Damian Leighton Barr

(1976-07-20) 20 July 1976 (age 43)
Newarthill, Scotland
ResidenceBrighton, Sussex, England
Alma materLancaster University
OccupationJournalist, writer

Damian Leighton Barr FRSA (born 20 July 1976) is a British writer, columnist, and playwright.[1] He is a Fellow of the Royal Society of Arts and host of the Literary Salon at Shoreditch House, which also encompasses the Reading Weekend. In 2014, he presented several editions of the BBC Radio 4 cultural programme Front Row. His most famous piece of work is his 2013 memoir Maggie & Me, centered around British Prime Minister Margaret Thatcher's 1984 assassination attempt by the IRA.

Early life[edit]

Barr was born in 1976 in Newarthill, Scotland. He attended Lancaster University.


Barr's first book was published in 2006 by Hodder & Stoughton. Get It Together: How To Survive Your Quarterlife Crisis was the first book concerned with the quarter-life crisis to be published in the UK. It was inspired by a column Barr wrote for The Times in 2001–03 about graduate work and life.[2] Barr's second book is Maggie & Me, a memoir of growing up in small-town Scotland during the Thatcher years.
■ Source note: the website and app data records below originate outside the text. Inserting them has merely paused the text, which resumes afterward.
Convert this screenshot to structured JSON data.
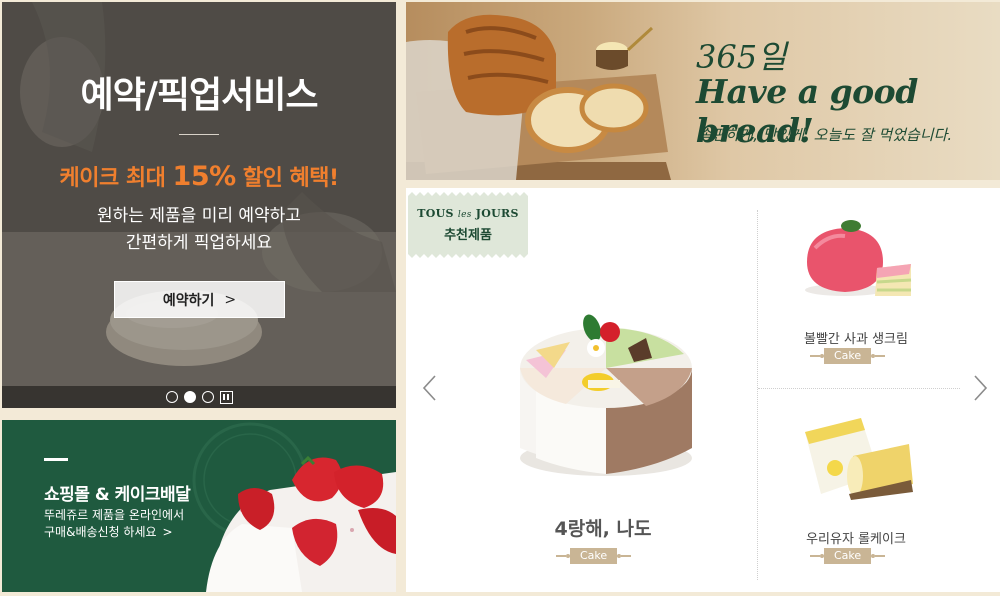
{
  "hero": {
    "title": "예약/픽업서비스",
    "promo_prefix": "케이크 최대 ",
    "promo_big": "15%",
    "promo_suffix": " 할인 혜택!",
    "desc_line1": "원하는 제품을 미리 예약하고",
    "desc_line2": "간편하게 픽업하세요",
    "button_label": "예약하기",
    "button_chevron": ">",
    "pager": {
      "count": 3,
      "active_index": 1
    }
  },
  "mall_banner": {
    "title": "쇼핑몰 & 케이크배달",
    "desc_line1": "뚜레쥬르 제품을 온라인에서",
    "desc_line2": "구매&배송신청 하세요",
    "chevron": ">"
  },
  "bread_banner": {
    "line1": "365일",
    "line2": "Have a good bread!",
    "line3": "속편하게, 맛있게, 오늘도 잘 먹었습니다."
  },
  "recommend": {
    "badge_brand_1": "TOUS ",
    "badge_brand_2": "les",
    "badge_brand_3": " JOURS",
    "badge_label": "추천제품",
    "main_product": {
      "name": "4랑해, 나도",
      "tag": "Cake"
    },
    "side_products": [
      {
        "name": "볼빨간 사과 생크림",
        "tag": "Cake"
      },
      {
        "name": "우리유자 롤케이크",
        "tag": "Cake"
      }
    ]
  },
  "colors": {
    "accent_orange": "#f07f2e",
    "brand_green": "#1f5a3f",
    "tag_tan": "#c9b595",
    "page_bg": "#f3ead7"
  },
  "icons": [
    "chevron-left-icon",
    "chevron-right-icon",
    "pause-icon"
  ]
}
Bloomsbury acquired the book at auction in July 2010 and it was published in the UK in April 2013.[3] Barr received a 2018 University of Otago Scottish Writers Fellowship, which is based at the Pah Homestead in Auckland, New Zealand. He is currently completing a novel set in South Africa.[4] You Will be Safe Here was released internationally on 4 April 2019.

Personal life[edit]

Barr is openly gay.[5][6] He lives in Brighton, Sussex,[7] with his husband, ceramics artist Mike Moran, and a small flock of chickens.[8]


  1. ^ Barr, Damian (31 May 2014). "Damian Barr: on going home, when you never felt welcome there". The Guardian. ISSN 0261-3077. Retrieved 5 February 2019.
  2. ^ Get it Together: A Guide to Surviving Your Quarterlife Crisis. Amazon.co.uk: Damian Barr: Books
  3. ^ "Solzhenitsyn stories head rights deals". The Bookseller. 20 July 2010. Retrieved 4 June 2013.
  4. ^ "Barr drawn to Scottish feel of city". The Otago Daily Times. 22 March 2018. Retrieved 31 March 2018.
  5. ^ "Maggie & Me". Radio Times.
  6. ^ Lesley McDowell, "Damian Barr is in two minds about memories of Margaret Thatcher", Herald Scotland, 10 August 2013.
  7. ^ Meakin, Nione (6 April 2011). "A brand new chapter". The Argus. Retrieved 31 August 2013.
  8. ^ "Interview with an influencer: Damian Barr, writer and salonnière". Hue & Cry. March 2016. Retrieved 31 March 2019.